If you feel as if these attacks are simply unprovoked and are becoming an issue, closely examine your cat’s living situation and look for any red flags which may be causing them to feel on edge. Remember, your cat is not a spiteful of grudgeful being. They are highly sensitive mammals that will react when they feel even the slightest bit threatened, so please, whatever you do, don’t take it personal. Respect them and give them space, and no matter what, do not punish them.
It goes without saying that cats have really amazing eyes. And we know that cats have some pretty intense stares, too. I know I’d lose in a staring competition with my cats, because it seems like their eyes can go forever without blinking! But what about when your cat has fixated their peepers on you? Well, they do this for a few reasons, actually. Your cat is always on the lookout for potential threats and dangers, and they look to you as their human because they trust you.
Another reason why you cat stares at you? Well, because you’re likely the center of their universe! I have one cat who simply loves to gaze at me, and knowing this makes me feel even more special. And you should, too, if you’ve got a feline who loves to stare at you. 😻
Dr. Kathryn Primm with Applebrook Animal Hospital explains you should ultimately take it as a compliment that your cat has found a direct interest in you: “Cats are notoriously nosy, so when your cat watches you, it might be just to see what you will do for entertainment.”

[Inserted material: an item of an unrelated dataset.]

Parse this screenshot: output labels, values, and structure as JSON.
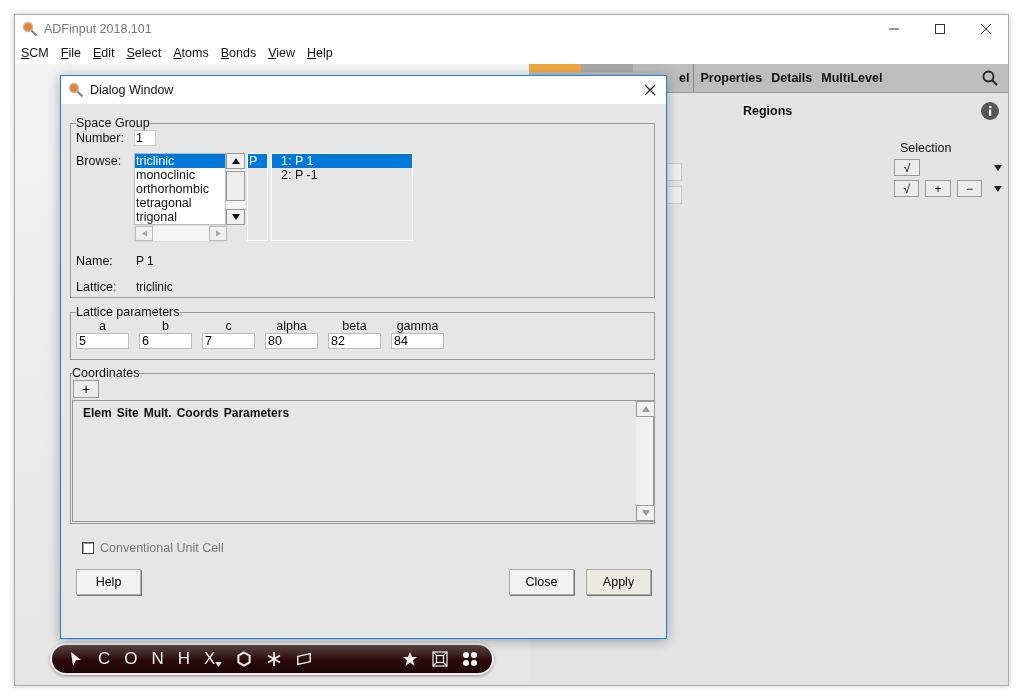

Learn anything new and interesting about cat behavior here? Share this article with your feline friends so they can learn some fun facts about cat behavior, too!